CCHS principal Elaine DiCicco wanted to find a way for the three school systems to share information, best practices and teaching tools. She said that systems thinking is a way to develop higher-order thinking skills in students. However, she said, when systems thinking was presented to them in the past, many of the high school teachers had trouble understanding the flow diagrams and how they could use them. DiCicco said that she would like to look at using systems thinking at the high school.

CCHS chemistry teacher Al Powers spoke up as an advocate for systems thinking, having spent a sabbatical year learning about it. When he started trying to use it at CCHS, he said, he was alone and it didn't work. He felt that more teachers needed to do it together to reinforce each other. He estimated that it would take two full-time teachers to train the staff at CCHS to learn systems thinking. "It will take money for professional development for Concord and CCHS to go this way," he said.

Carlisle member David Dockterman acknowledged that it would take time to implement in Concord. "It did take years to take hold here," he said. "We are still working on it here too," he added. McJennett responded, "The sooner we start, the sooner we get the benefit."
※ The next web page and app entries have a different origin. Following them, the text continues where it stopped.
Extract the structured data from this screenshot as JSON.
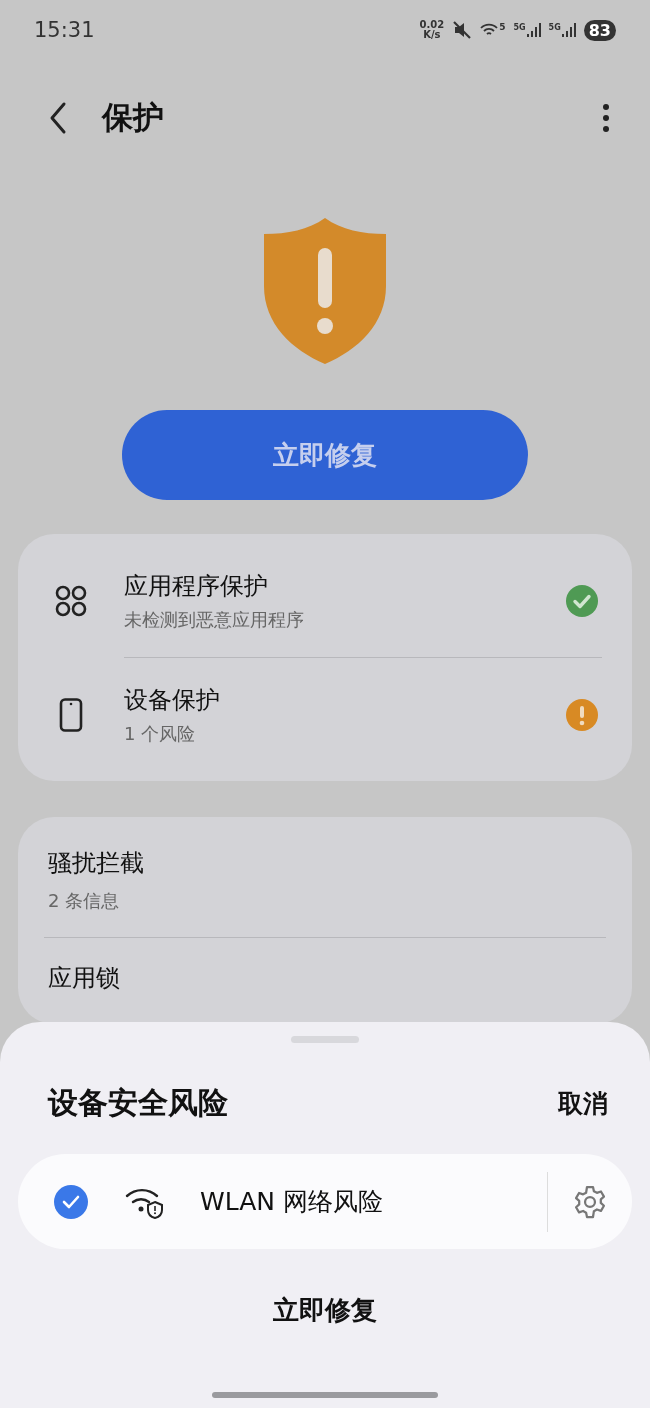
{
  "status_bar": {
    "time": "15:31",
    "speed_value": "0.02",
    "speed_unit": "K/s",
    "wifi_badge": "5",
    "sim_1": "5G",
    "sim_2": "5G",
    "battery": "83"
  },
  "header": {
    "title": "保护"
  },
  "fix_button": "立即修复",
  "protection_items": [
    {
      "title": "应用程序保护",
      "subtitle": "未检测到恶意应用程序",
      "at_risk": false,
      "kind": "apps"
    },
    {
      "title": "设备保护",
      "subtitle": "1 个风险",
      "at_risk": true,
      "kind": "phone"
    }
  ],
  "other_items": [
    {
      "title": "骚扰拦截",
      "subtitle": "2 条信息"
    },
    {
      "title": "应用锁"
    }
  ],
  "sheet": {
    "title": "设备安全风险",
    "cancel": "取消",
    "risks": [
      {
        "label": "WLAN 网络风险",
        "checked": true
      }
    ],
    "fix_button": "立即修复"
  }
}
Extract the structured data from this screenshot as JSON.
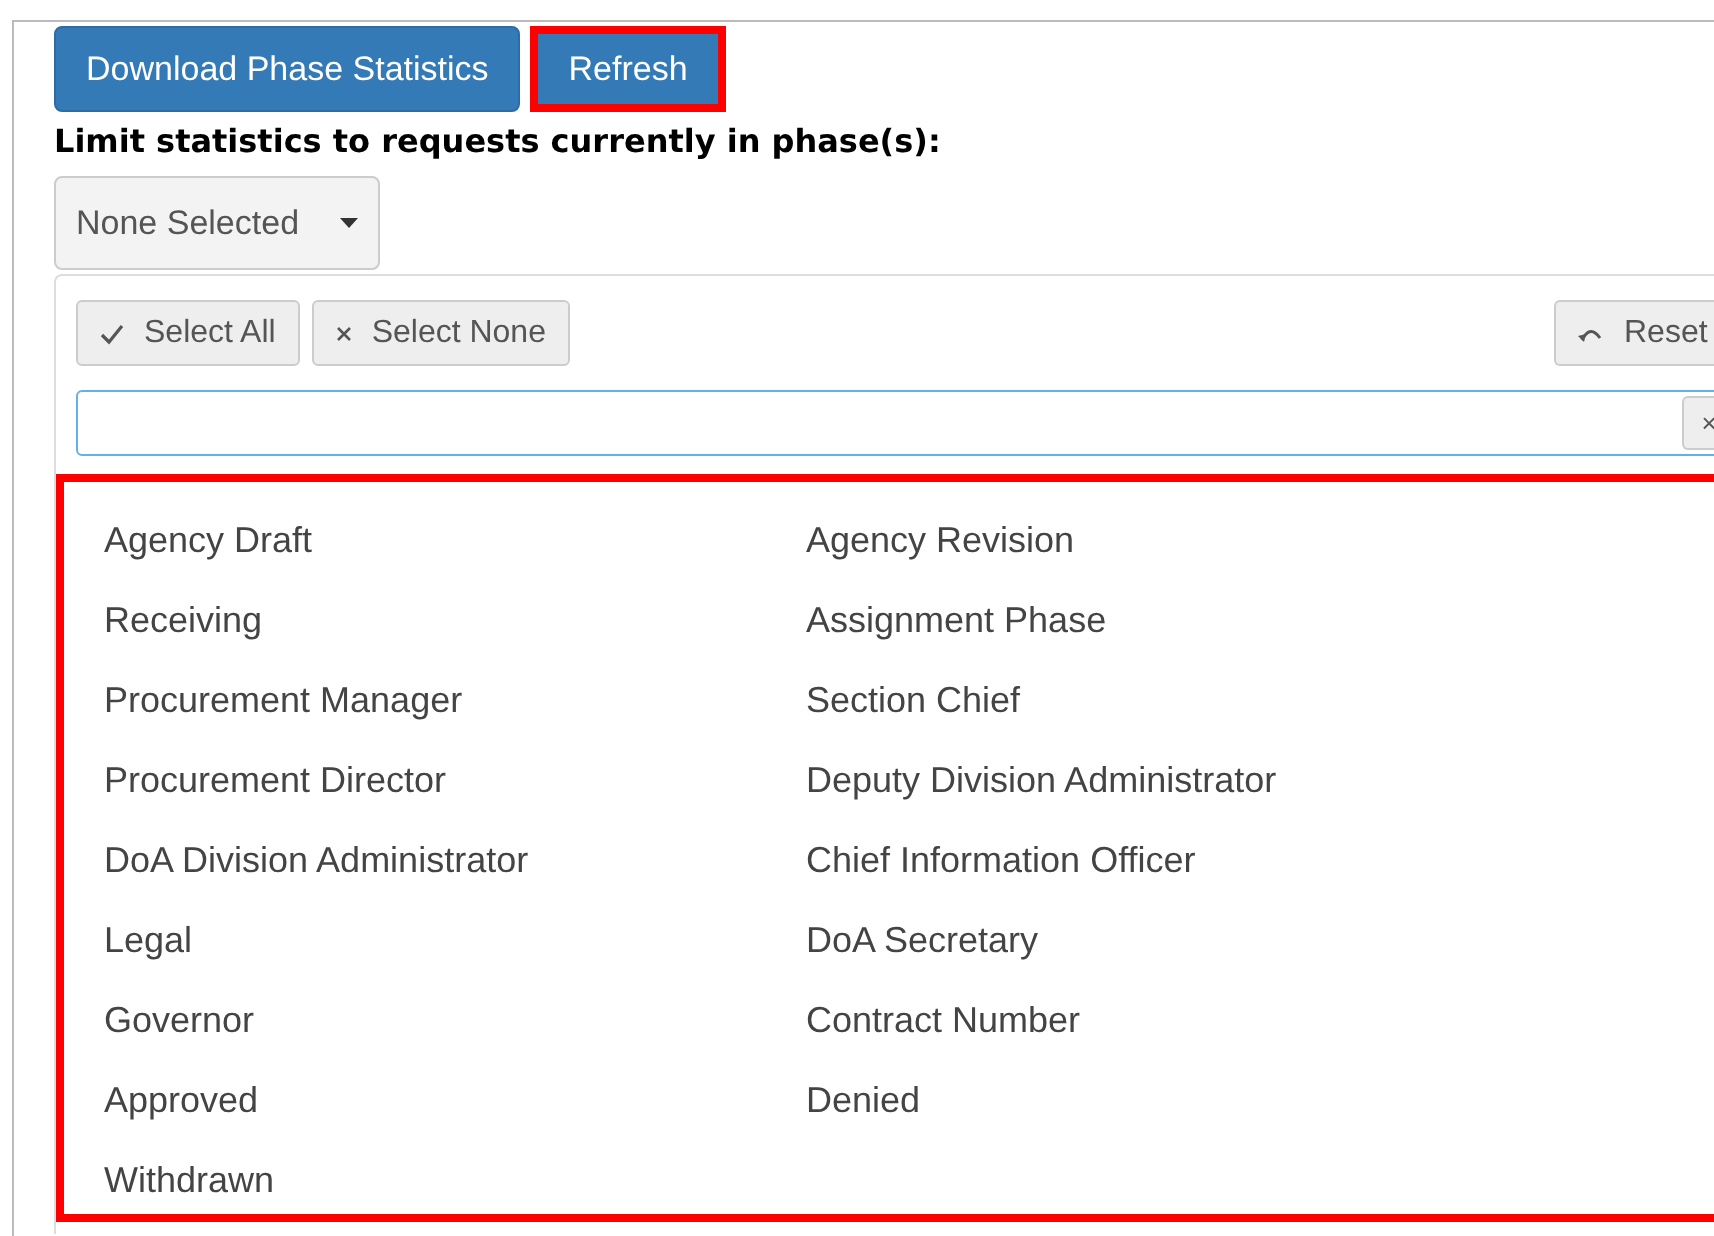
{
  "buttons": [
    {
      "label": "Download Phase Statistics",
      "highlighted": false
    },
    {
      "label": "Refresh",
      "highlighted": true
    }
  ],
  "filter_label": "Limit statistics to requests currently in phase(s):",
  "dropdown": {
    "value": "None Selected",
    "expanded": true
  },
  "toolbar": [
    {
      "kind": "select_all",
      "label": "Select All"
    },
    {
      "kind": "select_none",
      "label": "Select None"
    },
    {
      "kind": "reset",
      "label": "Reset"
    }
  ],
  "search": {
    "clear": "×"
  },
  "options_highlighted": true,
  "options": [
    {
      "label": "Agency Draft"
    },
    {
      "label": "Agency Revision"
    },
    {
      "label": "Receiving"
    },
    {
      "label": "Assignment Phase"
    },
    {
      "label": "Procurement Manager"
    },
    {
      "label": "Section Chief"
    },
    {
      "label": "Procurement Director"
    },
    {
      "label": "Deputy Division Administrator"
    },
    {
      "label": "DoA Division Administrator"
    },
    {
      "label": "Chief Information Officer"
    },
    {
      "label": "Legal"
    },
    {
      "label": "DoA Secretary"
    },
    {
      "label": "Governor"
    },
    {
      "label": "Contract Number"
    },
    {
      "label": "Approved"
    },
    {
      "label": "Denied"
    },
    {
      "label": "Withdrawn"
    }
  ]
}
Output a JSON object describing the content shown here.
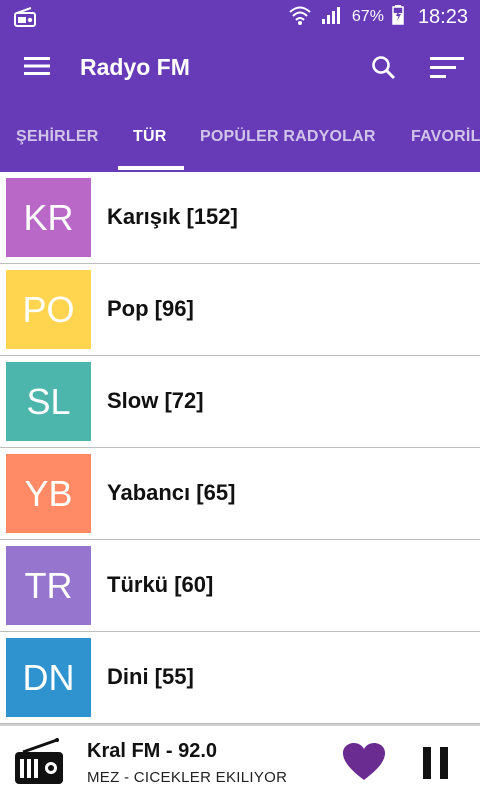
{
  "status_bar": {
    "battery": "67%",
    "time": "18:23"
  },
  "app_bar": {
    "title": "Radyo FM"
  },
  "tabs": [
    {
      "label": "ŞEHİRLER",
      "active": false
    },
    {
      "label": "TÜR",
      "active": true
    },
    {
      "label": "POPÜLER RADYOLAR",
      "active": false
    },
    {
      "label": "FAVORİLER",
      "active": false
    }
  ],
  "genres": [
    {
      "abbr": "KR",
      "label": "Karışık [152]",
      "color": "#BA68C8"
    },
    {
      "abbr": "PO",
      "label": "Pop [96]",
      "color": "#FFD54F"
    },
    {
      "abbr": "SL",
      "label": "Slow [72]",
      "color": "#4DB6AC"
    },
    {
      "abbr": "YB",
      "label": "Yabancı [65]",
      "color": "#FF8A65"
    },
    {
      "abbr": "TR",
      "label": "Türkü [60]",
      "color": "#9575CD"
    },
    {
      "abbr": "DN",
      "label": "Dini [55]",
      "color": "#2E93CE"
    }
  ],
  "player": {
    "station": "Kral FM - 92.0",
    "song": "MEZ - CICEKLER EKILIYOR",
    "accent": "#6A2C91"
  },
  "colors": {
    "primary": "#673AB7"
  }
}
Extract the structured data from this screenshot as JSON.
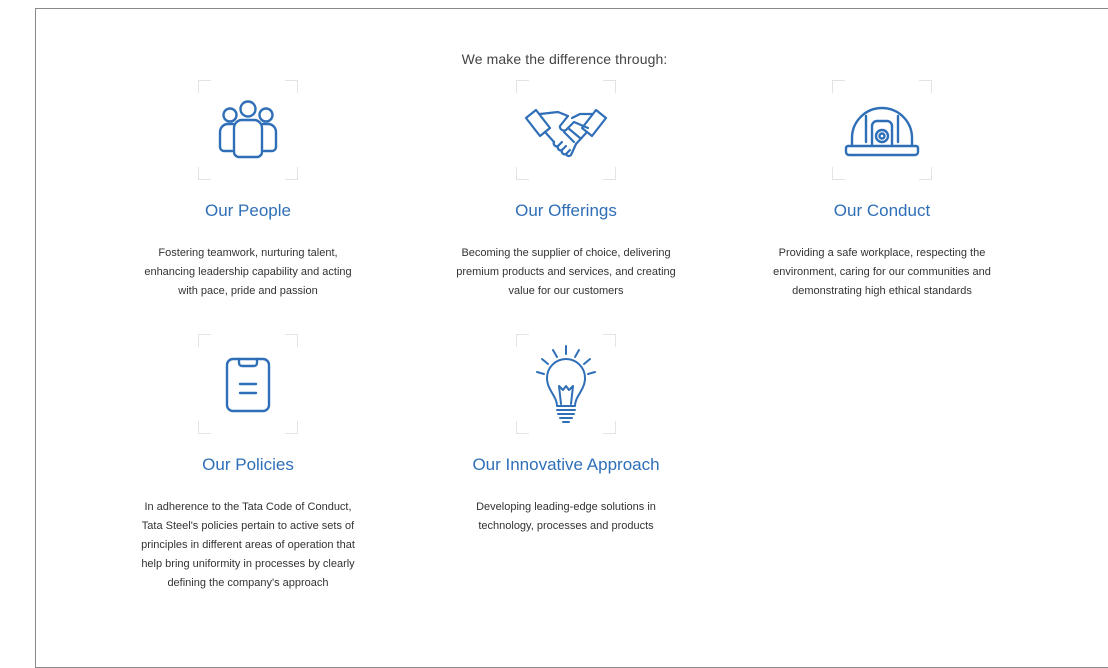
{
  "heading": "We make the difference through:",
  "accent_color": "#2f6fb8",
  "cards": [
    {
      "icon": "people-icon",
      "title": "Our People",
      "description_lines": [
        "Fostering teamwork, nurturing talent,",
        "enhancing leadership capability and acting",
        "with pace, pride and passion"
      ]
    },
    {
      "icon": "handshake-icon",
      "title": "Our Offerings",
      "description_lines": [
        "Becoming the supplier of choice, delivering",
        "premium products and services, and creating",
        "value for our customers"
      ]
    },
    {
      "icon": "safety-helmet-icon",
      "title": "Our Conduct",
      "description_lines": [
        "Providing a safe workplace, respecting the",
        "environment, caring for our communities and",
        "demonstrating high ethical standards"
      ]
    },
    {
      "icon": "clipboard-icon",
      "title": "Our Policies",
      "description_lines": [
        "In adherence to the Tata Code of Conduct,",
        "Tata Steel's policies pertain to active sets of",
        "principles in different areas of operation that",
        "help bring uniformity in processes by clearly",
        "defining the company's approach"
      ]
    },
    {
      "icon": "lightbulb-icon",
      "title": "Our Innovative Approach",
      "description_lines": [
        "Developing leading-edge solutions in",
        "technology, processes and products"
      ]
    }
  ]
}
Walters saw a need to build support for systems thinking among parents, teachers and administrators. Lyneis said that it usually begins with one teacher and then spreads. There are published lessons available now for all areas and grade levels, she added.

Wersan was concerned that a push to go ahead with systems thinking might require dropping some other initiatives the Concord Schools are working on. He wanted to get feedback from staff first.

In response to a question from Walters about how Carlisle made the decision to go ahead with systems thinking, Fox-Melanson said that she saw it as a useful tool across the curriculum and in life. It "resonated with me," she said, "and the Lyneises were here to support it."

DiCicco said that rather than talking about this or that specific program, educators need to discuss what the ultimate goals are for their students and what skills the students will need after high school. Then, programs can be chosen that best support those goals.

Powers said that he sees systems thinking coming into the high school through the kids, "Trojan horses" he calls them, who have learned how to use it already. He sees teachers asking them about it and learning about it that way. Next fall, 40 percent of the CCHS faculty will be in their first three years there, he said. This may be an opportunity -- a "leverage point" to start using systems thinking at the high school, he said.

2000 The Carlisle Mosquito